15 March, 2012 — Voice of Russia
The crisis in Syria and the way it unfolded shows that the model of international relations that developed after the collapse of the bipolar system has changed in the last ten years. The idea of the unipolarity is still on the table, but it is becoming more and more blurred. The relations between governments, nation states are becoming more complicated and multi-polar.
To prove the statement above, it is enough to recall the NATO aggression against Yugoslavia in 1999. It was a typical situation, with an ethnic conflict breaking out that led to the formation of a separatist enclave on the territory of a sovereign state. Many countries have been faced with these kinds of challenges. There are many ways to solve the problem. They can be very soft or very hard. It is by no means certain that the government in Belgrade chose the best option. However, Yugoslavia was an independent country with political sovereignty, and under international law, the interference in its internal affairs was unacceptable.
However, in this case nobody cared about the law. The principle of might is right prevailed. None of the NATO countries even bothered to call a meeting of the Security Council before the military operation, with one coming about only after the insistent demands of Russia. Thus, on the ruins of the international legitimacy in place since 1945, a new reality began to form, i.e. a parallel international law. In other words, a group of countries led by the United States in the 1990s “privatized” the mechanism of force to resolve conflicts in the international arena and put on a pedestal the concept of “humanitarian intervention“. Thus, the alliance was an excellent tool for interfering in the internal affairs of any country with impunity.
It should be noted that the NATO campaign in Yugoslavia was followed by a more sober period. The brutal three-month assault on a European state led to a reluctance to resort to such methods again. This was less the case with the U.S., which decided that in the first decade of the 21st century it should consolidate its achievements by establishing American hegemony in the Balkans and to start taking control of the Middle East. The result of this geopolitical thinking was the campaign for regime change in Iraq in 2003.

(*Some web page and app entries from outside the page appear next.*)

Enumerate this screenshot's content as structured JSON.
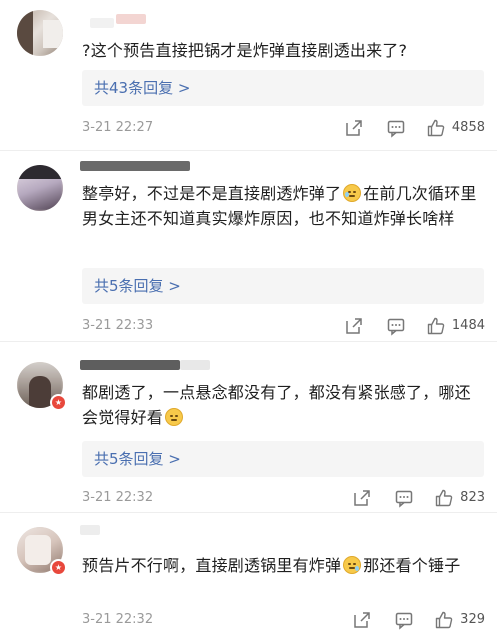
{
  "comments": [
    {
      "text": "?这个预告直接把锅才是炸弹直接剧透出来了?",
      "replies_label": "共43条回复 >",
      "time": "3-21 22:27",
      "likes": "4858"
    },
    {
      "text_before": "整亭好，不过是不是直接剧透炸弹了",
      "text_after": "在前几次循环里男女主还不知道真实爆炸原因，也不知道炸弹长啥样",
      "replies_label": "共5条回复 >",
      "time": "3-21 22:33",
      "likes": "1484"
    },
    {
      "text": "都剧透了，一点悬念都没有了，都没有紧张感了，哪还会觉得好看",
      "replies_label": "共5条回复 >",
      "time": "3-21 22:32",
      "likes": "823"
    },
    {
      "text_before": "预告片不行啊，直接剧透锅里有炸弹",
      "text_after": "那还看个锤子",
      "time": "3-21 22:32",
      "likes": "329"
    }
  ],
  "icons": {
    "share": "share-icon",
    "comment": "comment-icon",
    "like": "thumbs-up-icon",
    "laugh": "laughing-emoji-icon",
    "tear": "tear-emoji-icon"
  },
  "colors": {
    "reply_link": "#4a6fb0",
    "reply_bg": "#f5f5f5",
    "meta_gray": "#9a9a9a",
    "badge_red": "#e8483c"
  }
}
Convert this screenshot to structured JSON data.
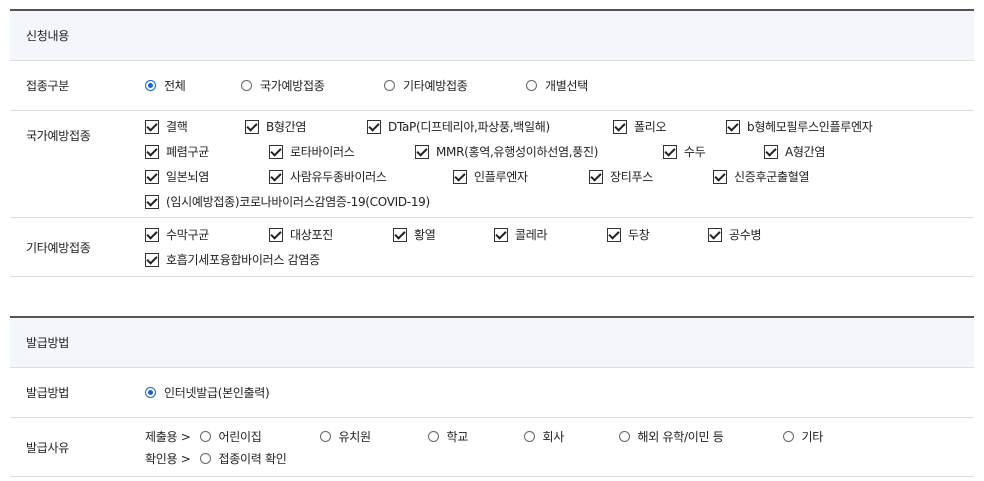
{
  "apply": {
    "title": "신청내용",
    "type_label": "접종구분",
    "type_options": [
      "전체",
      "국가예방접종",
      "기타예방접종",
      "개별선택"
    ],
    "type_selected": 0,
    "national_label": "국가예방접종",
    "national_rows": [
      [
        "결핵",
        "B형간염",
        "DTaP(디프테리아,파상풍,백일해)",
        "폴리오",
        "b형헤모필루스인플루엔자"
      ],
      [
        "폐렴구균",
        "로타바이러스",
        "MMR(홍역,유행성이하선염,풍진)",
        "수두",
        "A형간염"
      ],
      [
        "일본뇌염",
        "사람유두종바이러스",
        "인플루엔자",
        "장티푸스",
        "신증후군출혈열"
      ],
      [
        "(임시예방접종)코로나바이러스감염증-19(COVID-19)"
      ]
    ],
    "other_label": "기타예방접종",
    "other_rows": [
      [
        "수막구균",
        "대상포진",
        "황열",
        "콜레라",
        "두창",
        "공수병"
      ],
      [
        "호흡기세포융합바이러스 감염증"
      ]
    ]
  },
  "issue": {
    "title": "발급방법",
    "method_label": "발급방법",
    "method_option": "인터넷발급(본인출력)",
    "reason_label": "발급사유",
    "submit_prefix": "제출용 >",
    "submit_options": [
      "어린이집",
      "유치원",
      "학교",
      "회사",
      "해외 유학/이민 등",
      "기타"
    ],
    "confirm_prefix": "확인용 >",
    "confirm_options": [
      "접종이력 확인"
    ]
  }
}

This time, Washington and London did not even come up with some complicated scheme for “humanitarian intervention“. Iraq was accused of developing weapons of mass destruction, which in the end were never found. The violation of international law was so blatant that even the closest allies of the United States, France and Germany, joined Russia in opposing the military campaign, which was more like a military crime.
The campaign lasted well beyond 2003. The planned easy stroll in Iraq mired the Americans in a bloody eight-year war, resulting in the deaths of more than four thousand soldiers and an inglorious withdrawal. An American expert close to the White House said in a recent interview that last year, U.S. President Barack Obama unsuccessfully tried to persuade Iraqi Prime Minister Nuri al-Maliki to keep a U.S. military presence in Iraq in the long term. But he did not succeed.
The global financial and economic crisis played a role in reducing Washington’s ambitions. The U.S. economy, overburdened with debts, can no longer support the aggressive foreign policy of the 1990s and 2000s. The EU countries have been experiencing similar problems. The last chord was the operation in Libya, where the U.S. tried to change the tactics for the first time, shifting the bulk of the costs on the shoulders and wallets of its European allies.
Initially, London and Paris enthusiastically embraced their new roles, hoping to strengthen their positions in North Africa. Perhaps the British and French elites hoped to exert revenge in Libya for failure of the Suez adventure back in 1956? But Britain and France, given their limited financial and military capabilities, did not prove worthy of the great trust American had placed in them, and the United States had to actively assist them. In the end, after collective efforts that lasted for almost a year, the Libyan regime collapsed in blood and ruins. But apparently, Western powers cannot continue in the same vein.
The current situation in Syria shows that Damascus might be a tough nut to crack for the U.S. and the EU. The Syrian government institutions are strong and its army is much more combat-ready than Libya’s. Initially, the calculations of the supporters of the intervention were based on the popular uprising against the government of Bashar al-Assad and the creation of strong pockets of resistance controlled by the opposition, which over time could be turned into a “safe zone” and be used to defeat the Syrian government. This calculation turned out to be incorrect.
After government forces took control of the city of Homs and the recent successful operation in Idlib show that the level of resistance of the political leadership of Syria is quite high. In addition, the tough stance of Russia and China has played a huge role in preventing an attack on Syria. Speaking with one voice, Moscow and Beijing have demonstrated that they will no longer tolerate unipolarity and believe that the basis of international relations should be international law rather than a desire to get rid of the regime in any given country.
This suggests that in 2012, the world situation has changed. Russia, China and several other states protested the aggression against Yugoslavia and Iraq, but their voices were not heard. Today, however, the U.S. and EU have to listen to them. Thus, the foreign ministers of EU countries voted against sending troops to Syria. And U.S. President Barack Obama said that it would be a mistake on the part of the United States “to take unilateral military action.” The situation in Syria is now a test of multipolarity for the entire system of international relations. How the Syrian crisis is resolved will show whether our world has become multi-polar or it remains a unipolar dictatorship.